» Activity:
All of the records below are to be given again word for word, with the pictures removed.

*** Opening of Data for this exercise ***

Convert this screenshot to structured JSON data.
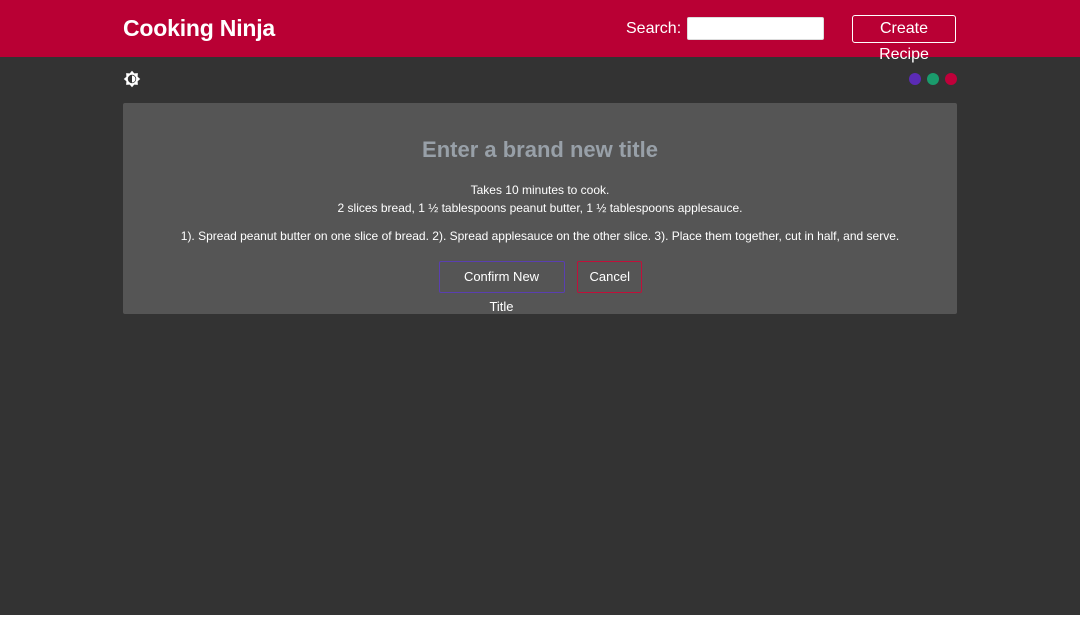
{
  "navbar": {
    "brand": "Cooking Ninja",
    "search_label": "Search:",
    "search_value": "",
    "create_label": "Create Recipe",
    "color": "#b90034"
  },
  "toolbar": {
    "theme_icon": "brightness-toggle-icon",
    "swatches": [
      {
        "name": "purple",
        "color": "#5b2bb5"
      },
      {
        "name": "green",
        "color": "#1a9b6c"
      },
      {
        "name": "crimson",
        "color": "#c0003a"
      }
    ]
  },
  "recipe": {
    "title": "Enter a brand new title",
    "cook_time": "Takes 10 minutes to cook.",
    "ingredients": "2 slices bread, 1 ½ tablespoons peanut butter, 1 ½ tablespoons applesauce.",
    "method": "1). Spread peanut butter on one slice of bread. 2). Spread applesauce on the other slice. 3). Place them together, cut in half, and serve.",
    "confirm_label": "Confirm New Title",
    "cancel_label": "Cancel"
  }
}
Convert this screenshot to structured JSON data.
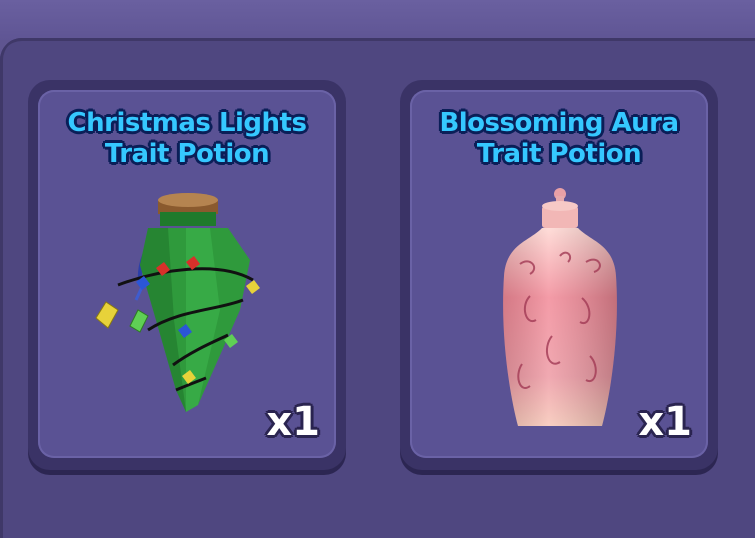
{
  "inventory": {
    "items": [
      {
        "title_line1": "Christmas Lights",
        "title_line2": "Trait Potion",
        "quantity": "x1",
        "icon": "christmas-lights-potion-icon",
        "accent_color": "#2f9a3c"
      },
      {
        "title_line1": "Blossoming Aura",
        "title_line2": "Trait Potion",
        "quantity": "x1",
        "icon": "blossoming-aura-potion-icon",
        "accent_color": "#f28a98"
      }
    ]
  },
  "colors": {
    "background": "#5f5590",
    "card": "#5a5294",
    "title_text": "#35c8ff",
    "title_outline": "#0b1f58"
  }
}
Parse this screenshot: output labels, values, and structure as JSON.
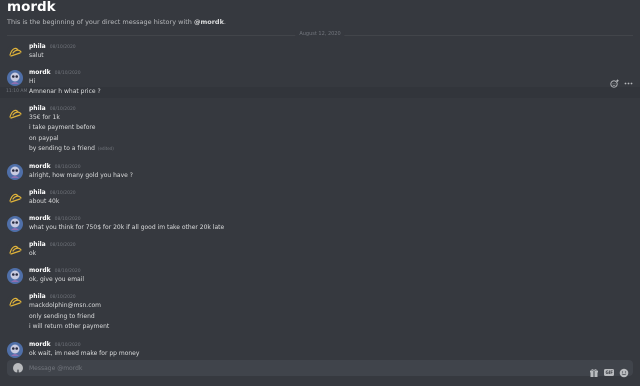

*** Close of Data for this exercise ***

» Your response:
Convert this screenshot to structured JSON data.
{
  "navbar": {
    "brand": "Cooking Ninja",
    "search_label": "Search:",
    "search_value": "",
    "create_label": "Create Recipe",
    "color": "#b90034"
  },
  "toolbar": {
    "theme_icon": "brightness-toggle-icon",
    "swatches": [
      {
        "name": "purple",
        "color": "#5b2bb5"
      },
      {
        "name": "green",
        "color": "#1a9b6c"
      },
      {
        "name": "crimson",
        "color": "#c0003a"
      }
    ]
  },
  "recipe": {
    "title": "Enter a brand new title",
    "cook_time": "Takes 10 minutes to cook.",
    "ingredients": "2 slices bread, 1 ½ tablespoons peanut butter, 1 ½ tablespoons applesauce.",
    "method": "1). Spread peanut butter on one slice of bread. 2). Spread applesauce on the other slice. 3). Place them together, cut in half, and serve.",
    "confirm_label": "Confirm New Title",
    "cancel_label": "Cancel"
  }
}
Convert this screenshot to structured JSON data.
{
  "inventory": {
    "items": [
      {
        "title_line1": "Christmas Lights",
        "title_line2": "Trait Potion",
        "quantity": "x1",
        "icon": "christmas-lights-potion-icon",
        "accent_color": "#2f9a3c"
      },
      {
        "title_line1": "Blossoming Aura",
        "title_line2": "Trait Potion",
        "quantity": "x1",
        "icon": "blossoming-aura-potion-icon",
        "accent_color": "#f28a98"
      }
    ]
  },
  "colors": {
    "background": "#5f5590",
    "card": "#5a5294",
    "title_text": "#35c8ff",
    "title_outline": "#0b1f58"
  }
}
Parse this screenshot: output labels, values, and structure as JSON.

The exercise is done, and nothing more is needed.